The 2,500-square-foot apartment was originally the top floor of a maisonette that had been divided. Living on the second floor suited Sheffer, who had loved living close to and feeling connected to the street below in his townhouse. Ada Louise Huxtable, the rigorous grande dame of architecture criticism, had touted second-floor living as an urban ideal, he notes, for its treetop views and human scale.
In the master bedroom, the vintage desk used to reside in the bedroom of Sheffer’s parents when he was growing up. The bed is covered in a suede and dressed in linens. A lamp from tops a side table from , the rug is from , and the photograph is by Adi Ness.

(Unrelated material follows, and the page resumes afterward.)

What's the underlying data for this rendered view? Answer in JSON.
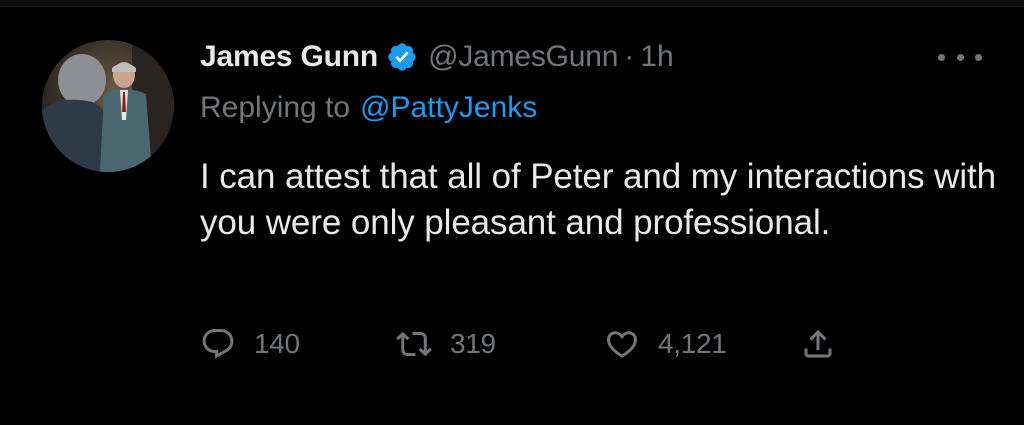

While the renovation was a major one, the apartment is almost an idealized version of what it might have been if Sheffer had lived there back when rent stabilization ruled, fussy novelists crabbed about bicycles left out in hallways, and the sounds of opera singers practicing scales vibrated even through the thick walls. The layout has discrete wings for his capacious bedroom suite, which he likens to the “best London hotel room ever,” and the spare but whimsical room that the girls share. But it also boasts well-proportioned public spaces that flow into one another with multiple doorways, ideal both for chasing after his daughters as they scream with delight, and for the parties he may one day throw again, as he did in his townhouse, with Gershwin and Sondheim filling the air.
Of course, in a corner of the living room — which features restored ornate plaster detailing and bookshelves holding volumes by Thomas Mann and Proust, along with busts of Verdi and Bach — stands a grand piano. Sheffer keeps a loft atelier in Greenwich Village, to which he travels daily to work, but he can often be found here on the tufted-leather bench, after the girls have been trundled off to bed, working on his current project, a score for a new musical.
Composer and conductor Jonathan Sheffer plays a grand piano in the living room of his apartment on New York’s Upper West Side. The curtains are by Perrine Rousseau for ALT for Living, and the artwork is by James Nares.
“It’s funny how you think you won’t survive loss,” he says. “And then, one day, you realize that you have to give up in order to get. I gave up a lot, it’s true, but I got all of this.”
This story was originally published in the November 2017 issue of Siweb.